    ReplyDelete
  7. That's really useful, our dog is mostly well behaved but has begun to push the boundaries lately...not giving his ball back after his walk...we'll stamp the behaviour out now!

    ReplyDelete
    Replies
    1. P.S. It worked! I marched him down to the field where we play...no sniffs! 'Turbo, WALK!' When we got to the field, I let him off and let him sniff and do his business. Then we played ball and I got them both back, before marching him home, no more sniffs. He seemed quite happy with the proceedings and so was I! Thank you!

      Delete
    2. Hi Charlotte. Well done. I found this video which might explain things further.

      http://youtu.be/Z8cPkTh7Y3k

      This trainer uses treats, Dave doesn't use any treats.
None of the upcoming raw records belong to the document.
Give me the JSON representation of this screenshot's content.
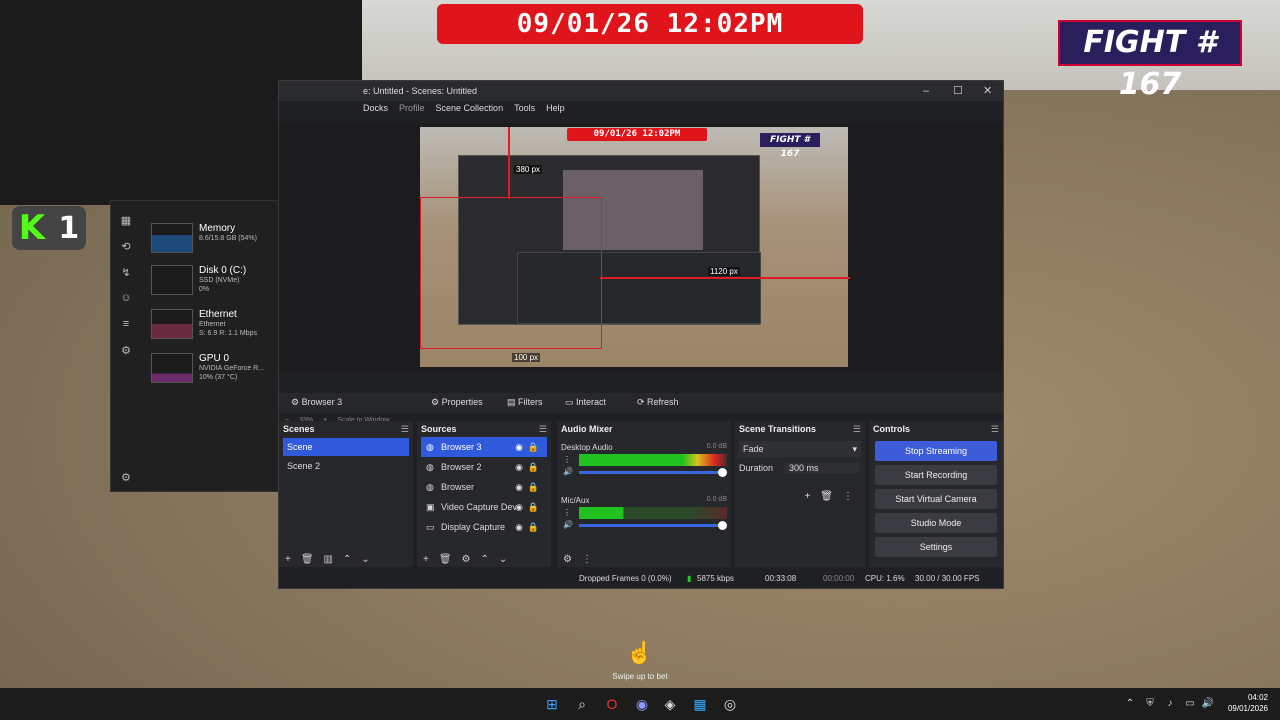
{
  "overlay": {
    "date_banner": "09/01/26 12:02PM",
    "fight": "FIGHT # 167",
    "k_count": "1",
    "k_letter": "K"
  },
  "task_manager": {
    "items": [
      {
        "name": "Memory",
        "sub1": "8.6/15.8 GB (54%)",
        "sub2": ""
      },
      {
        "name": "Disk 0 (C:)",
        "sub1": "SSD (NVMe)",
        "sub2": "0%"
      },
      {
        "name": "Ethernet",
        "sub1": "Ethernet",
        "sub2": "S: 6.9 R: 1.1 Mbps"
      },
      {
        "name": "GPU 0",
        "sub1": "NVIDIA GeForce R...",
        "sub2": "10% (37 °C)"
      }
    ]
  },
  "obs": {
    "title": "e: Untitled - Scenes: Untitled",
    "menu": [
      "Docks",
      "Profile",
      "Scene Collection",
      "Tools",
      "Help"
    ],
    "preview": {
      "date": "09/01/26 12:02PM",
      "fight": "FIGHT # 167",
      "m_top": "380 px",
      "m_right": "1120 px",
      "m_bottom": "100 px",
      "zoom": "33%",
      "scale": "Scale to Window"
    },
    "toolbar": {
      "source": "Browser 3",
      "properties": "Properties",
      "filters": "Filters",
      "interact": "Interact",
      "refresh": "Refresh"
    },
    "scenes": {
      "title": "Scenes",
      "items": [
        "Scene",
        "Scene 2"
      ]
    },
    "sources": {
      "title": "Sources",
      "items": [
        "Browser 3",
        "Browser 2",
        "Browser",
        "Video Capture Dev",
        "Display Capture"
      ]
    },
    "mixer": {
      "title": "Audio Mixer",
      "channels": [
        {
          "name": "Desktop Audio",
          "db": "0.0 dB"
        },
        {
          "name": "Mic/Aux",
          "db": "0.0 dB"
        }
      ]
    },
    "transitions": {
      "title": "Scene Transitions",
      "type": "Fade",
      "duration_label": "Duration",
      "duration": "300 ms"
    },
    "controls": {
      "title": "Controls",
      "buttons": [
        "Stop Streaming",
        "Start Recording",
        "Start Virtual Camera",
        "Studio Mode",
        "Settings"
      ]
    },
    "status": {
      "dropped": "Dropped Frames 0 (0.0%)",
      "bitrate": "5875 kbps",
      "stream_time": "00:33:08",
      "rec_time": "00:00:00",
      "cpu": "CPU: 1.6%",
      "fps": "30.00 / 30.00 FPS"
    }
  },
  "swipe_text": "Swipe up to bet",
  "clock": {
    "time": "04:02",
    "date": "09/01/2026"
  }
}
      Delete
    3. Interesting video (no sausages for Turb, though!) Some of his other videos are good, too. I can see that the problem is, he thinks he is the leader...a bit of work to do!

      Delete
  8. Very interesting post Ilona. Don't you think though that dogs being the super sensitive animals that they are, sense who they can manipulate and who they can't. Henry probably sensed that he wouldn't get away with anything with Dave and acted accordingly, but if he senses that he's got a softy on his hands then he will try his luck.
    Yummy cake...
    Briony
    x

    ReplyDelete
    Replies
    1. Yes, Briony, you are right. Henry has met Dave before, and remembers that he is pack leader. They can tap into human weaknesses, it's up to the human to take charge. That's why it's the humans that need training as well as the dogs.

      An example of Henry taking charge. We walked up and down the same bit of road several times. As we approached Henry's house he slowed up because he thought we were going back in, and he didn't want to. When he realised we were walking past to carry on, he quickened his pace. He is not daft.

      Delete
  9. One of my dogs Strudel doesn't like German Shepherds, we're pretty safe as long as she doesn't look in the mirror lol x

    ReplyDelete
  10. I need a dog trainer as it happens.... and cake.....

    ReplyDelete
    Replies
    1. I know, I've just been reading your blog. As an experienced dog owner I think you have the knowledge to train Lucky yourself.

      Delete



Comment moderation is switched off at the moment. Thank you for visiting my blog.